Skip the images. Copy the records exactly as written.

------ Available data ------

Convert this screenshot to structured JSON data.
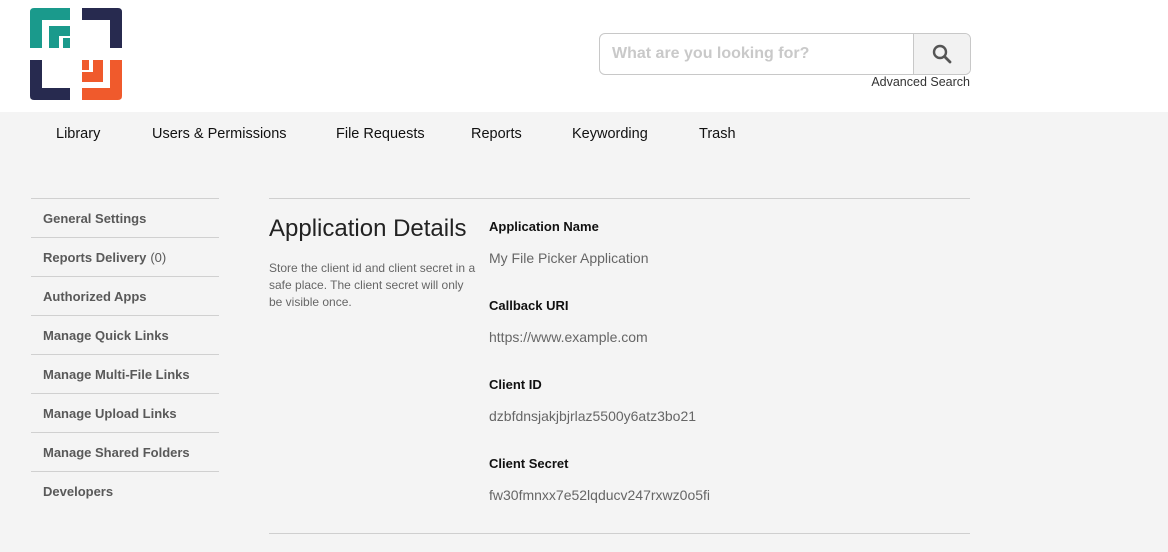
{
  "brand": {
    "logo_icon": "brackets-logo-icon",
    "colors": {
      "teal": "#1a9a8c",
      "navy": "#272a4f",
      "orange": "#f05a2c"
    }
  },
  "search": {
    "placeholder": "What are you looking for?",
    "button_icon": "search-icon",
    "advanced_label": "Advanced Search"
  },
  "nav": {
    "items": [
      {
        "label": "Library"
      },
      {
        "label": "Users & Permissions"
      },
      {
        "label": "File Requests"
      },
      {
        "label": "Reports"
      },
      {
        "label": "Keywording"
      },
      {
        "label": "Trash"
      }
    ]
  },
  "sidebar": {
    "items": [
      {
        "label": "General Settings"
      },
      {
        "label": "Reports Delivery",
        "count": "(0)"
      },
      {
        "label": "Authorized Apps"
      },
      {
        "label": "Manage Quick Links"
      },
      {
        "label": "Manage Multi-File Links"
      },
      {
        "label": "Manage Upload Links"
      },
      {
        "label": "Manage Shared Folders"
      },
      {
        "label": "Developers"
      }
    ]
  },
  "details": {
    "title": "Application Details",
    "description": "Store the client id and client secret in a safe place. The client secret will only be visible once.",
    "fields": [
      {
        "label": "Application Name",
        "value": "My File Picker Application"
      },
      {
        "label": "Callback URI",
        "value": "https://www.example.com"
      },
      {
        "label": "Client ID",
        "value": "dzbfdnsjakjbjrlaz5500y6atz3bo21"
      },
      {
        "label": "Client Secret",
        "value": "fw30fmnxx7e52lqducv247rxwz0o5fi"
      }
    ]
  }
}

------

■ Task answer ■
Convert this screenshot to structured JSON data.
{
  "brand": {
    "logo_icon": "brackets-logo-icon",
    "colors": {
      "teal": "#1a9a8c",
      "navy": "#272a4f",
      "orange": "#f05a2c"
    }
  },
  "search": {
    "placeholder": "What are you looking for?",
    "button_icon": "search-icon",
    "advanced_label": "Advanced Search"
  },
  "nav": {
    "items": [
      {
        "label": "Library"
      },
      {
        "label": "Users & Permissions"
      },
      {
        "label": "File Requests"
      },
      {
        "label": "Reports"
      },
      {
        "label": "Keywording"
      },
      {
        "label": "Trash"
      }
    ]
  },
  "sidebar": {
    "items": [
      {
        "label": "General Settings"
      },
      {
        "label": "Reports Delivery",
        "count": "(0)"
      },
      {
        "label": "Authorized Apps"
      },
      {
        "label": "Manage Quick Links"
      },
      {
        "label": "Manage Multi-File Links"
      },
      {
        "label": "Manage Upload Links"
      },
      {
        "label": "Manage Shared Folders"
      },
      {
        "label": "Developers"
      }
    ]
  },
  "details": {
    "title": "Application Details",
    "description": "Store the client id and client secret in a safe place. The client secret will only be visible once.",
    "fields": [
      {
        "label": "Application Name",
        "value": "My File Picker Application"
      },
      {
        "label": "Callback URI",
        "value": "https://www.example.com"
      },
      {
        "label": "Client ID",
        "value": "dzbfdnsjakjbjrlaz5500y6atz3bo21"
      },
      {
        "label": "Client Secret",
        "value": "fw30fmnxx7e52lqducv247rxwz0o5fi"
      }
    ]
  }
}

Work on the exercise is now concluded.